Both the doll and the outfit above were photographed as part of the exhibit Pink: The History of a Punk, Pretty, Powerful Color, on view at The Museum at FIT in NYC Through January 5th, 2019.

Moschino Barbie Outfit Detail

Moschino Barbie Doll Outfit Detail Above, and Runway Outfit Detail Below

Pink Leather Moschino Ensemble

Moschino Barbie Doll

Pink Thing of The Day: Pink Shrine

Pink Shrine Full
All Photos By Gail

JeongMee Yoon’s photograph, Jeeyoo and Her Pink Things (2007) from The Pink Project (2005 – ongoing) inspired this diorama of Pink Girls Toys, which provides a launching focal point the new exhibit, Pink: The History of a Punk, Pretty, Powerful Color up now at the Museum at FIT.

Pink Shrine Left
Pink Shrine, Left Side Detail

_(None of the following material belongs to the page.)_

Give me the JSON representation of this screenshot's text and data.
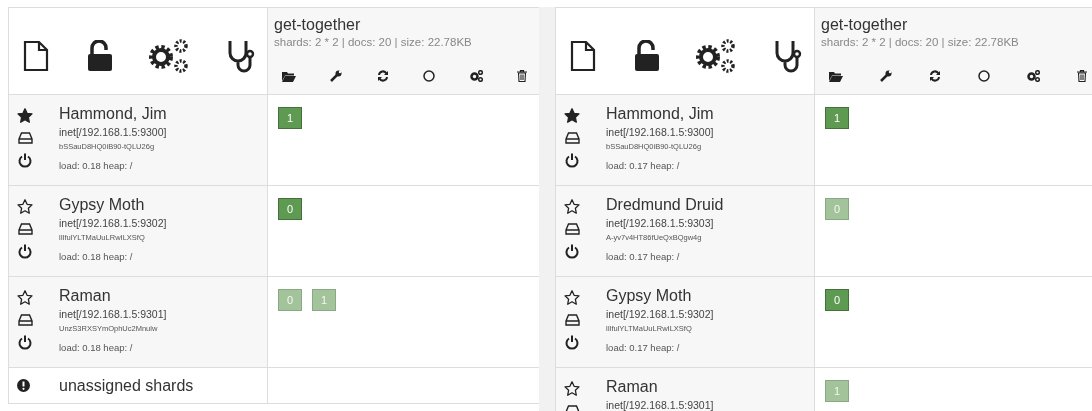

The idea that pink is for girls and blue is for boys is ubiquitous today. Already conspicuous in the 1950s, when it was part of an ideological push towards gender conformity, the pinkification of girl culture really took off in the late 1970s and 1980s.

Pink Shrine Right Side Detail

I could have stood in front of this breathtaking Shrine to Pinkness forever.

Pink Cars and Doll

Please enjoy a few more detail shots of this Pink-Lover’s Paradise!

Pink Troll Dolls

Hello Kitty Reflection

Elephant and Lion

Pink: The History of a Punk, Pretty, Powerful Color Will Be on Exhibit Through January 5th, 2019 at The Museum at FIT, Located at Seventh Avenue and 27th Street in NYC.

Miscellaneous Pink Things

Eye On Design: Suit Made From Feed Sacks By Lawrence Scott

Suit Made From Feed Sacks
Photos By Gail

The making of dresses from feed sacks or flour bags began in the 19th century, but the idea is most closely associated with the1930s, when the Great Depression necessitated resourcefulness. Knowing that homemakers used the cotton sacks to make clothes and other household items, manufacturers began printing them with cheerful patterns.

Suit Made From Feed Sacks

In 1994, American Designer Lawrence Scott constructed this stylish suit from large pieces of old feed sacks. He chose to utilize traditional feed sacks rather than the fashionably printed, mid-century bags in order to call attention to their origin. Scott’s design exemplifies the increasing importance of recycling during the 1990s —  a notice that extended to fashion production.

Photographed as Part of the Exhibit, Fashion Unraveled: Fashion & Textile, on View at the Museum at FIT Through November 17th, 2018

Eye On Design: Sailor Suit Dress By Norman Norell

Norell Sailor Suit
Photos By Gail

Norman Norell grew up wearing sailor suits, so it’s perhaps not surprising that this look was one of his favorites. He produced countless versions throughout his career. Norell’s nautical style dresses ranged from those with gigantic balloon sleeves and skirts crafted out of organza to slim, sleeveless shifts made from linen. No matter the shape, each one had the requisite bow and square, back-draped collar. Norell’s sailor bows were big, bold and made with stiff organza to keep them shipshape!

Norell Sailor Suit

Photographed as Part of the Exhibit Norell: Dean of American Fashion, at the Museum at FIT.